[Baiō]

(b 1686; d 1764).

Japanese print designer, painter, book illustrator and publisher. Although Masanobu’s artistic career spanned six decades, Edo-period (1600–1868) documents reveal little about his life. However, his prolific artistic output and technical innovations make him one of the leading figures of the early history of Japanese woodblock printing and ukiyoe (‘pictures of the floating world’, see Japan §X 2., (iii)). He began his career in 1701 with a copy of an album of courtesans known as Keisei ehon (‘Yoshiwara picture book’; Chicago, IL, A. Inst.) by Torii Kiyonobu I (see Torii family, §1). His earliest sumizurie (‘black-and-white pictures’) were based on the subject-matter and style of the Torii school and were published in sets of 12 large prints (ōban) or in illustrated books (ehon). Masanobu illustrated no less than 19 novelettes and produced over 30 ehon (see Japan §X 2.). During the formative stage of his career, Masanobu also wrote popular fiction, which led him to develop a pictorial means of conveying literary wit and humour.
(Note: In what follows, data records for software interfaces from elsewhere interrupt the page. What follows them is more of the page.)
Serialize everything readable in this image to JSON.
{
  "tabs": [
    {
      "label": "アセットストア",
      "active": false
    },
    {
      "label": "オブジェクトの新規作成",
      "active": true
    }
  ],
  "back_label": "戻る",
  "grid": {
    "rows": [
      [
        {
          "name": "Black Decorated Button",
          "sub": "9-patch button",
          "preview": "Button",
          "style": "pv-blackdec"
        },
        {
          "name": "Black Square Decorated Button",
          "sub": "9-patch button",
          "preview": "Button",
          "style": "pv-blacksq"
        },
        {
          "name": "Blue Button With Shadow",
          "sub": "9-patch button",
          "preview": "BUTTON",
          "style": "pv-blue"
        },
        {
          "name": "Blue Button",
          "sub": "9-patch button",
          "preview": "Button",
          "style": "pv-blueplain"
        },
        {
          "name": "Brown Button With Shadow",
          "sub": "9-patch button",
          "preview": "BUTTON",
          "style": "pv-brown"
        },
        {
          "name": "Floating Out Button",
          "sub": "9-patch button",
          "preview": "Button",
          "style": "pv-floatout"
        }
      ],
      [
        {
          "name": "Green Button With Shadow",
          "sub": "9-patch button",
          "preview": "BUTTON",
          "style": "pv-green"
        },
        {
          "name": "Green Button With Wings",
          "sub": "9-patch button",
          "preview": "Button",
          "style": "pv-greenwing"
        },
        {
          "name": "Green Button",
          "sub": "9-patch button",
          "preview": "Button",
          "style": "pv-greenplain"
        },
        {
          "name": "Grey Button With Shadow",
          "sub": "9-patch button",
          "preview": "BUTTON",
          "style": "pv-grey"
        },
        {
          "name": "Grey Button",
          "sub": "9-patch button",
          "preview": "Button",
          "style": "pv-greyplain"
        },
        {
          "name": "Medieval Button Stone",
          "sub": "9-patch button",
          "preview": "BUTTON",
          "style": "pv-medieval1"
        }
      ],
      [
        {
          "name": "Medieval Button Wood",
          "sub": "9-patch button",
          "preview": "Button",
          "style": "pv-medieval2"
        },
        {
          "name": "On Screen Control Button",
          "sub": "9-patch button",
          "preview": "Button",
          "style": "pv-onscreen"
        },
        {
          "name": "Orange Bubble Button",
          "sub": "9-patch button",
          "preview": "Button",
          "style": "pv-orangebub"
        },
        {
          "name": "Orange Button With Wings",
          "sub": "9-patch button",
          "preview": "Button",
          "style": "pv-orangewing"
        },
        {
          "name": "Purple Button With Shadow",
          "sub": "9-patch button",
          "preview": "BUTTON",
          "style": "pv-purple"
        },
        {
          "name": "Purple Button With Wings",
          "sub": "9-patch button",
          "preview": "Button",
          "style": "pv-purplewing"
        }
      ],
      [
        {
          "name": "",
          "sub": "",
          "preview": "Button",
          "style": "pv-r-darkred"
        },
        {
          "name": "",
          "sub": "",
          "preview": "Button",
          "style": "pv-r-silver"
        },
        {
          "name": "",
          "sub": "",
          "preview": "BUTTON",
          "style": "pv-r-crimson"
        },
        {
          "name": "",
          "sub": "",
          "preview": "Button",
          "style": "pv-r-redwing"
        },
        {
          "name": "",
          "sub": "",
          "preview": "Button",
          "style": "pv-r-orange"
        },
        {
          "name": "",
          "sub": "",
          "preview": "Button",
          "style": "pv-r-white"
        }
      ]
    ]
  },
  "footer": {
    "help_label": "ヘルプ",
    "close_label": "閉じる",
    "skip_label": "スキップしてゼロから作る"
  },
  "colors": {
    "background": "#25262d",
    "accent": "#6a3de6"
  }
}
Through the production of visual parodies of classical themes, known as ...

Article

Suzanne Elaine Wright

[Hu cheng-yen; zi Yuecong; hao Cigong, Moan laoren, Shizhuzhai zhuren]

(b Wenchangfang, Anhui Province, 1584/1585; d 1673/1674).

Chinese calligrapher, painter, seal-carver, printer, and publisher. He moved from Anhui province to Nanjing, the southern capital of the Ming, by 1619 and established a publishing concern there named Shizhuzhai (“Ten Bamboo Studio”). He produced ink, seals, and printed stationery paper, as well as books on subjects including medical practice, etymology, phonetics, poetry, and the works for which he is best known today: Shizhuzhai shuhuapu (“Ten Bamboo Studio handbook of calligraphy and painting”) and Shizhuzhai jianpu (“Ten Bamboo Studio handbook of letter papers”). After the death of the Chongzhen emperor (reg 1627–1644) and the fall of Beijing to the Manchus, a rump court was established in Nanjing in 1644. Because of Hu’s reputation as a practitioner of seal script and seal-carver, he was commissioned to create a state seal for the Hongguang emperor (reg 1645). Hu was offered a position as zhongshu sheren (“Drafter in the Secretariat”), but turned it down. After the Manchus occupied Nanjing in ...